Perhaps most fittingly, Kipling predicted that when occupying a country and trying to better rather than being thanked by the people you would instead engender “the blame of those ye better” and “the hate of those ye guard.” Sadly, in watching the celebrations in Iraq I do not see an Iraqi people thankful for the contributions and sacrificial blood of American soldiers. I see them simply happy to see U.S. soldiers leave. Doubtless many Iraqis blame the U.S. and our soldiers for the violence and chaos that has been part of Iraq the last six years.
Thank You For What?
To be frank, I never expected in my lifetime to encounter such short memories such as Witt’s, such willful blindness, such a grotesque sense of self-flattery from those who ghoulishly cheered shock and awe, and then piously mourned any mercenary who was rightly torched or beheaded. Thank you for what?
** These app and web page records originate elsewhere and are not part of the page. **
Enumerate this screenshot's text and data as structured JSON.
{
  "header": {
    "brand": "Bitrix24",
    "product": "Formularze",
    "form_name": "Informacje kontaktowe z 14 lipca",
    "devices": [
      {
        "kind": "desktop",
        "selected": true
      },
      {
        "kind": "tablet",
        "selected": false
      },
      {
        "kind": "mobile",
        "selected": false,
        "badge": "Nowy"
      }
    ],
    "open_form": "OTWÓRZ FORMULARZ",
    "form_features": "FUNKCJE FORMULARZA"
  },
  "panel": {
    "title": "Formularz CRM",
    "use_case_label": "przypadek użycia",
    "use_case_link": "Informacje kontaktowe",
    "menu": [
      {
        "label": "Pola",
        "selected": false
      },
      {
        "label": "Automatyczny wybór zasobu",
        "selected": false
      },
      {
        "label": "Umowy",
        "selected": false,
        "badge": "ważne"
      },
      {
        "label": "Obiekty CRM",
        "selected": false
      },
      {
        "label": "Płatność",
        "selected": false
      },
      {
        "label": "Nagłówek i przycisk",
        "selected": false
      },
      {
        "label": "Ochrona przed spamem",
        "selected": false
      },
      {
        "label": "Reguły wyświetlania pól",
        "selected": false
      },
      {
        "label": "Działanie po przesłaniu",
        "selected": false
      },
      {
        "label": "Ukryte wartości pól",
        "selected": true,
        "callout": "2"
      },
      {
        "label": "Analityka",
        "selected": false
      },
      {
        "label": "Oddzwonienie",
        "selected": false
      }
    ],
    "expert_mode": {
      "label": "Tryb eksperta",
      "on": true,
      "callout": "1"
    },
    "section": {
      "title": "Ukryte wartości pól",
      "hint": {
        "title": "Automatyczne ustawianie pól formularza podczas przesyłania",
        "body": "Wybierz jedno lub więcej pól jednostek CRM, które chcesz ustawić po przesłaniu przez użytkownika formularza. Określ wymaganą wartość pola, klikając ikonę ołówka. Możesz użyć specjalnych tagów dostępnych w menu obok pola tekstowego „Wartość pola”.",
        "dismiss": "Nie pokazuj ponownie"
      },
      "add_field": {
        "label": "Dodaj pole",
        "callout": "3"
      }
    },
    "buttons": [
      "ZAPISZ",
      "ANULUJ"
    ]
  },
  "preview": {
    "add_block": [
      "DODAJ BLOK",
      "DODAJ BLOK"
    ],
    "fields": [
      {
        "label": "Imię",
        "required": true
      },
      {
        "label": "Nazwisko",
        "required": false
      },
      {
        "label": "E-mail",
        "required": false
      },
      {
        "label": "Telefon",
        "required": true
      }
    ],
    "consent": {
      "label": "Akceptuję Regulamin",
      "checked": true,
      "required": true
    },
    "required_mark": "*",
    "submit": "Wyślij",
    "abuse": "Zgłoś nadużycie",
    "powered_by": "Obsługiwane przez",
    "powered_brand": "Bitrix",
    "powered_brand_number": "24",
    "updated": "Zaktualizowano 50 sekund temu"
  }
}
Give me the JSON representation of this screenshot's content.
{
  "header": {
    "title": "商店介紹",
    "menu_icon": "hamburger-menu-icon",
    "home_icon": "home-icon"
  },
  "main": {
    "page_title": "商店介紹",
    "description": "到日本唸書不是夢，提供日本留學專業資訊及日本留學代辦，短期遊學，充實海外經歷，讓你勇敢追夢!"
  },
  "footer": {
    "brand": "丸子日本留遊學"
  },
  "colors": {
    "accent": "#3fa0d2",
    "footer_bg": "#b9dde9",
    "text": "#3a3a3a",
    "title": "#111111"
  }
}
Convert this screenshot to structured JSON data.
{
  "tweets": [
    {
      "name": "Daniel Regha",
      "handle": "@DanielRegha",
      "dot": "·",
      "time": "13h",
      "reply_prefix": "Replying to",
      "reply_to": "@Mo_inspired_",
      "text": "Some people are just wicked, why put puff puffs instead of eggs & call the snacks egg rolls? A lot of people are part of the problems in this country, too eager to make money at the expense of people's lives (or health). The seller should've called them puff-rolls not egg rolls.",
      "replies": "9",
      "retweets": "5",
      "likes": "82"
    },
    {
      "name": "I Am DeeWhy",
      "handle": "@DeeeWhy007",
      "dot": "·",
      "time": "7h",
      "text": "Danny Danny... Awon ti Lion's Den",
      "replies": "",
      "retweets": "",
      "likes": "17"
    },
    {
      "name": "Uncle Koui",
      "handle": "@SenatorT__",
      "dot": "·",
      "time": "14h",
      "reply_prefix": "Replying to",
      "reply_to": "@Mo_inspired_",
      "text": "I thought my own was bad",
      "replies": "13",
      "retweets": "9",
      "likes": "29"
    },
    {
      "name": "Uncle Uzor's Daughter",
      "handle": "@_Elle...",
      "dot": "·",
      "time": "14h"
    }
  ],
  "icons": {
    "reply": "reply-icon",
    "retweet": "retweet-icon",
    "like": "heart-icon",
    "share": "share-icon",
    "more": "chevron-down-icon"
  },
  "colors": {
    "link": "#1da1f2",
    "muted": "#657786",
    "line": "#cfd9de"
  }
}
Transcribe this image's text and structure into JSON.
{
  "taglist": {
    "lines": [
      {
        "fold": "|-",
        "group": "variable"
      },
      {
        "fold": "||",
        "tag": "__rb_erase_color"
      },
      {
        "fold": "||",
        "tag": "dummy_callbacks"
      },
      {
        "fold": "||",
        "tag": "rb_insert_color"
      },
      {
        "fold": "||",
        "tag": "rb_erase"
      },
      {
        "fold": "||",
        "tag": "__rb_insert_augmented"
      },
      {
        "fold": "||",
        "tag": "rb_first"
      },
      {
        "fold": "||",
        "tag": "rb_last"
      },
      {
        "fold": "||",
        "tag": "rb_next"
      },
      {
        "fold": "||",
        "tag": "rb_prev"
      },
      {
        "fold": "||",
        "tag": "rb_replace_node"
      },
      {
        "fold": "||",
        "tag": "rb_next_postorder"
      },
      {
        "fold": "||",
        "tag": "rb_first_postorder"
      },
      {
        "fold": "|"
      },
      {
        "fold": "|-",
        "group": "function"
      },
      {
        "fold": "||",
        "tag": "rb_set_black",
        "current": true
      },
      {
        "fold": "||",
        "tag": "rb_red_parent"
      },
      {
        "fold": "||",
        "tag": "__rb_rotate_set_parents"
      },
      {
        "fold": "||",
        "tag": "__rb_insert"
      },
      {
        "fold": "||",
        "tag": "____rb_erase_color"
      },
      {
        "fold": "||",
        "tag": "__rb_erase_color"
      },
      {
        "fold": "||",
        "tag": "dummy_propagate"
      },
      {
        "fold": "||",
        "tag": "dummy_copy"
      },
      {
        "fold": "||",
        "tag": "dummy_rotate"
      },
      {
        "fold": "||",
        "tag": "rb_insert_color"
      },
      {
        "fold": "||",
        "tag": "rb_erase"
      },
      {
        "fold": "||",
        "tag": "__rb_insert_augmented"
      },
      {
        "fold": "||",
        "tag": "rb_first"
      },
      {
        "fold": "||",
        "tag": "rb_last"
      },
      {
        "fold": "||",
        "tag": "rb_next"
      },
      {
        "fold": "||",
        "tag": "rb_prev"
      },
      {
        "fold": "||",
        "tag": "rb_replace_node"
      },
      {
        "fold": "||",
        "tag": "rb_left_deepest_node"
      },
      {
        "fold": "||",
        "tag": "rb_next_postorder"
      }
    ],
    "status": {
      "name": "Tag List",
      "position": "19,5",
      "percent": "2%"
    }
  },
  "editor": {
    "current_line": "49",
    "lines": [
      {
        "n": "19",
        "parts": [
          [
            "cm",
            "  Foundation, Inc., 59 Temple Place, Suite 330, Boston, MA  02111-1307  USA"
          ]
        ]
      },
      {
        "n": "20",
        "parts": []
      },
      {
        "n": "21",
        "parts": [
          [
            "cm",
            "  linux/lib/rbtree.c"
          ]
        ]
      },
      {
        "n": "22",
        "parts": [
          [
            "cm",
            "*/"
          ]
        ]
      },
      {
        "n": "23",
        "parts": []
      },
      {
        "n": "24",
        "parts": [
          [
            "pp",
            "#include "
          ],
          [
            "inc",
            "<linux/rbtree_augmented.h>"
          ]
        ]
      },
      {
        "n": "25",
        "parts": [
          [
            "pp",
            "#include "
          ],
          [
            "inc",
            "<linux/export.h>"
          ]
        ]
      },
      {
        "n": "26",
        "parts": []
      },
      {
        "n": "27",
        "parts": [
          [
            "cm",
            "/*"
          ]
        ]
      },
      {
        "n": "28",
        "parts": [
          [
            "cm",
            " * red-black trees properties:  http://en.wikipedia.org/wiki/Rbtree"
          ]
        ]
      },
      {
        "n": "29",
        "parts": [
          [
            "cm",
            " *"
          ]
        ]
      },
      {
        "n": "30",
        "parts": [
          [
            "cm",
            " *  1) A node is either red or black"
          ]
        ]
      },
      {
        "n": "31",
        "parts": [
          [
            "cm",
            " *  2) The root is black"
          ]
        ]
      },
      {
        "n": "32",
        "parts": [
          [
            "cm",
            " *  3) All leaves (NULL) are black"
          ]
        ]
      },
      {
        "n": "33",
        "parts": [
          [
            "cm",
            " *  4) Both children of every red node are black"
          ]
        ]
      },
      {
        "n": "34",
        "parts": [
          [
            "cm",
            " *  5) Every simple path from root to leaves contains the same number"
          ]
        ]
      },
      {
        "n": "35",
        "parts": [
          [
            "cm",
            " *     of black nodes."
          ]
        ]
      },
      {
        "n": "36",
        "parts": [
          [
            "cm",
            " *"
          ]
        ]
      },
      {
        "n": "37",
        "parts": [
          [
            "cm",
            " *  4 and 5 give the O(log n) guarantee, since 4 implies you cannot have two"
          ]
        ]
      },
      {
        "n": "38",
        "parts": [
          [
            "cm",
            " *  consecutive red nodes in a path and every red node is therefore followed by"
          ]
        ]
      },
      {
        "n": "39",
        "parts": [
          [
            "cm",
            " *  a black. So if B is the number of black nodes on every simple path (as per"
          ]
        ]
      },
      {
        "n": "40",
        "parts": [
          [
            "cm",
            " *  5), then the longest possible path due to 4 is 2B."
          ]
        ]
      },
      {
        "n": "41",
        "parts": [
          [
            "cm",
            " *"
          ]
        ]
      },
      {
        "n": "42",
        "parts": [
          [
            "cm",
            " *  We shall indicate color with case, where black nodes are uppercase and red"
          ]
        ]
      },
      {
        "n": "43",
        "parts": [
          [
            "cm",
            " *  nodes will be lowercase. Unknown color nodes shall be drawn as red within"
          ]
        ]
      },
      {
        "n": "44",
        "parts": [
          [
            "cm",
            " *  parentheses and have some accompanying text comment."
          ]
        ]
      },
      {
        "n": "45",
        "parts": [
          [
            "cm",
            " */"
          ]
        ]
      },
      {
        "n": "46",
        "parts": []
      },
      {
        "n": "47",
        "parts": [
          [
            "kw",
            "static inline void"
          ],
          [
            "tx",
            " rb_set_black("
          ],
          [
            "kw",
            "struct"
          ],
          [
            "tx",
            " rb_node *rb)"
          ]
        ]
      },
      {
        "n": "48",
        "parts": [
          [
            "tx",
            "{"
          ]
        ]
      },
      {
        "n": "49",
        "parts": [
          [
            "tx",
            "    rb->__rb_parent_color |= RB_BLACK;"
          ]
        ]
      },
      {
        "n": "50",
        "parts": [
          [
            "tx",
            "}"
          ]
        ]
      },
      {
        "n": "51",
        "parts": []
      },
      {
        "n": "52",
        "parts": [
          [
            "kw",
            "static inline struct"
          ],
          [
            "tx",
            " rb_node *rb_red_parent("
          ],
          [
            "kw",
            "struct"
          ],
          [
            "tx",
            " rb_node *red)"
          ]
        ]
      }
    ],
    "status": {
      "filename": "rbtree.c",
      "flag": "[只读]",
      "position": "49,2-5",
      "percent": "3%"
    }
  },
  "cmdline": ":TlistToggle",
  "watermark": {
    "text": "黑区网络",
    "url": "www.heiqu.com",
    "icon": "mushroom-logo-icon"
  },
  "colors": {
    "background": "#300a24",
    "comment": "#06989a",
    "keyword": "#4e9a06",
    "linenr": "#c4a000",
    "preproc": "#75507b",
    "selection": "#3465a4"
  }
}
Is it necessary to recount how badly the U.S. has bludgeoned Iraq since 1991, with almost two decades now of warfare and sanctions that were just as deadly? Do people outside Iraq need to be reminded that in the 1990-1991 Gulf War, as many as 200,000 Iraqis were killed, then left to suffer the effects of depleted uranium, damaged civilian infrastructure, heightened poverty, and a sanctions regime that left about 500,000 Iraqi children dead, part of a total of 1.7 million Iraqis to die just from sanctions just between the two invasions? Do they need to be reminded that at least 100,000 Iraqis died from direct violence stemming from the second U.S. invasion? How about the internally displaced, and the refugees who streamed to other countries, in total numbering around 4 million? And all this in a country of about 31 million people, just a little over one-tenth of the population size of the U.S. When one recalls the streaming tears of Americans for the losses of 11 September 2001, one has to wonder if they ever add up what they did to Iraq, which amounts to a thousand 911’s to say the least? (sources: )
The question cannot be what do Iraqis have to thank the U.S. for, but when will they ever be able to say that they have made America pay enough for what it has done. Is it then any surprise that people, who in their massive numbers have overwhelmingly expressed their hatred for the American presence in any poll ever done since the 2003 invasion, demanding that all U.S. forces be withdrawn immediately, and demanding that year after year, should now be reticent about saying, “Thanks America!”? What would lead an American commentator to believe that the U.S. could ever be forgiven for what it did to Iraq?
Who Will Decide?
The Financial Times ended its piece of non-euphoria with this bit of one-sided, unsolicited edification: “This is an important moment. But it is only the Iraqis who will decide whether they can summon the will to live together and put their nation and state back together” (emphasis added). Only the Iraqis who will decide — let us see who will decide to leave Iraqis alone for the first time in their modern history, and for long enough, to actually have a chance to decide for themselves. In the meantime, the real value of an annual “Sovereignty Day” is that it will stand as an ironic reminder of all that has not been achieved, all that belies the term, and what remains to be done.